In an open letter to Norway's Prime Minister Erna Solberg, Hansen, who heads the climate program at Columbia University's Earth Institute, said that how Norway handles the exploitation of the Arctic could have a “massive effect — for better or for worse”.
“Norway is strategically poised to play an important role in the fight to avert catastrophic climate change,” he wrote, praising the country's leadership on rainforest protection and ambitious emissions reduction targets.
However, he said that he planned to tell this week's Oslo climate conference and a meeting in Brussels that all of the positive work the country is doing would be completely negated by a decision to drill in the Arctic.
“The decision to license further oil extraction in the Barents Sea, if executed, gives oil companies access to enormous reserves of oil and gas in the very ecosystems most vulnerable to climate change,” he wrote. “Prime Minister Solberg, proceeding with the 23rd licensing round would group your country amongst the world's most unrelenting contributors to fossil fuel business-as-usual, making Norway party to the greatest intergenerational injustice ever committed.”
Hansen said he had agreed to stand as an expert witness in a law suit soon to be launched by Norwegian campaigners, which aims to force the country to stop the licensing round, citing article 112 in the country's constitution.

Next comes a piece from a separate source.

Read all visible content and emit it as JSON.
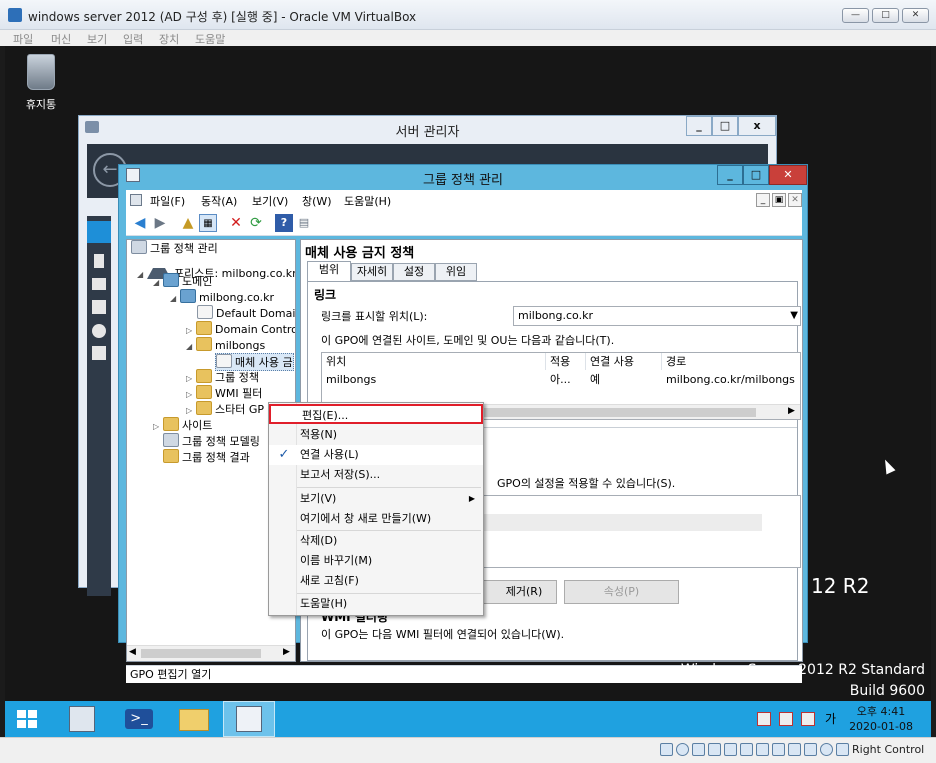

He said a decision to leave the oil in the ground would be “an act of leadership that would resound around the world and in history.”